Canada has been gracious enough to offer themselves up as an example of why having an eDiscovery system in place is really important.
It has been reported that in British Columbia, many email correspondences that occurred between the executive branch and the cabinet during one of the biggest business deals in Canadian history: the sale of BC Rail to CN Rail have been accidentally or mistakenly deleted.
According to The Globe and Mail, "Wiped out, according to George Copley, a lawyer representing the B.C. Executive Council, are four years of tapes covering the crucial period when the government negotiated the sale of BC Rail to CN Rail."
Not only is it embarrassing to admit that these errors occurred, it's also very expensive. This case has the potential to be one of the most expensive ediscovery cases ever in Canada.
Not Just Any Strategy
Implementing eDiscovery for the enterprise creates some organizational challenges, such as whose responsibility is it to search and discover? Some point to IT, while others point to Human Resources. The truth is -- as the Canadian government is learning -- is that having a fast, dependable and well-organized compliance strategy to protect your company in the event of an eDiscovery request, is the responsibility of the enterprise period.
Saving Face & Legal Trouble
Of course, eDiscovery isn't just about saving you time, money and embarrassment, it's about effectively managing, archiving and accessing all the information across the enterprise, in all formats so that it can be easily searched and tagged, hopefully saving your company from the possibility of litigation. A well organized company is not only a more productive one, it's one that is proactive rather than reactive.

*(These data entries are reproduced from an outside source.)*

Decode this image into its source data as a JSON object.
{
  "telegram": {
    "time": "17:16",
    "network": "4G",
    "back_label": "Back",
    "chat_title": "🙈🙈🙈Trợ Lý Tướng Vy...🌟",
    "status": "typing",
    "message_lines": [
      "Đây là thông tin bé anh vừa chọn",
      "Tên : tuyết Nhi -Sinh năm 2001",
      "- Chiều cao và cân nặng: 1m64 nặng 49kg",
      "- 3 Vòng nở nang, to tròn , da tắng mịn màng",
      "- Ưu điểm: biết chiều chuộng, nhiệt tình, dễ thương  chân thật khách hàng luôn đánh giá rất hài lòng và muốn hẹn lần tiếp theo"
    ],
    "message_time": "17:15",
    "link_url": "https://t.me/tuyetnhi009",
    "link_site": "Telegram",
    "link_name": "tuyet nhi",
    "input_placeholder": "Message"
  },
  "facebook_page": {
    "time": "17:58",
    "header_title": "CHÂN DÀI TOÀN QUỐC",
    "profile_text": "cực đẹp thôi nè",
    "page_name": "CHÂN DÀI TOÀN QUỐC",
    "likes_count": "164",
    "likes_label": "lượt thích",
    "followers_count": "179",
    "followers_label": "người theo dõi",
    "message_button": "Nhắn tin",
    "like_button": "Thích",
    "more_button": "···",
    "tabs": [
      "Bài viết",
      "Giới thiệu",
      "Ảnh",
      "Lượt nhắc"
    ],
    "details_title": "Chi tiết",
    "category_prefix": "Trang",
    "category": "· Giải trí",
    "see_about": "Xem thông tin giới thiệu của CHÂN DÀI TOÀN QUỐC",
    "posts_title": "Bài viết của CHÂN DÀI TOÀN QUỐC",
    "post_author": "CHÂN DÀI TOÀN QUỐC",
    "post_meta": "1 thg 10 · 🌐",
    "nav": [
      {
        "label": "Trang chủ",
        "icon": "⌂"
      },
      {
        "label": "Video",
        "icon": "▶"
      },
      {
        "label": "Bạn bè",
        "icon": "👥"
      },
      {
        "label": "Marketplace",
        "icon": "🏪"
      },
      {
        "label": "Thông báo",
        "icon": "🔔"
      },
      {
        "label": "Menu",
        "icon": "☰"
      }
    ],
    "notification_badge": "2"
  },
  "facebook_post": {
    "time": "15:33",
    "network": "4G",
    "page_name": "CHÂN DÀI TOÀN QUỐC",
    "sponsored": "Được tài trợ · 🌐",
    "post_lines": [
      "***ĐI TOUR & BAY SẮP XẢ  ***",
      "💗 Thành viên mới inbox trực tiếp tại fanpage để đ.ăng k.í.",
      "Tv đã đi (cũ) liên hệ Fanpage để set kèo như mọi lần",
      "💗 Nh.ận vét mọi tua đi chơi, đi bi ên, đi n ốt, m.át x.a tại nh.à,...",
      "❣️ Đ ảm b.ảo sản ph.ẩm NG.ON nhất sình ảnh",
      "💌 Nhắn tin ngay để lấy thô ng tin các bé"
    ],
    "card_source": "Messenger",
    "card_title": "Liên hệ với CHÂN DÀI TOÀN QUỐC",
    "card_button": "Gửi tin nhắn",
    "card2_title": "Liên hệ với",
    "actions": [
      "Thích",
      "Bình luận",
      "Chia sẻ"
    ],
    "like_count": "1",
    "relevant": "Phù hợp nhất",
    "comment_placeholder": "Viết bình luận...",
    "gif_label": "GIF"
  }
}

As for Canada, considering that the defense argues the accused men were acting on the orders of their superiors -- and maintain the e-mails could prove that, it's not hard to figure out why those deleted emails might have helped the prosecution build their case.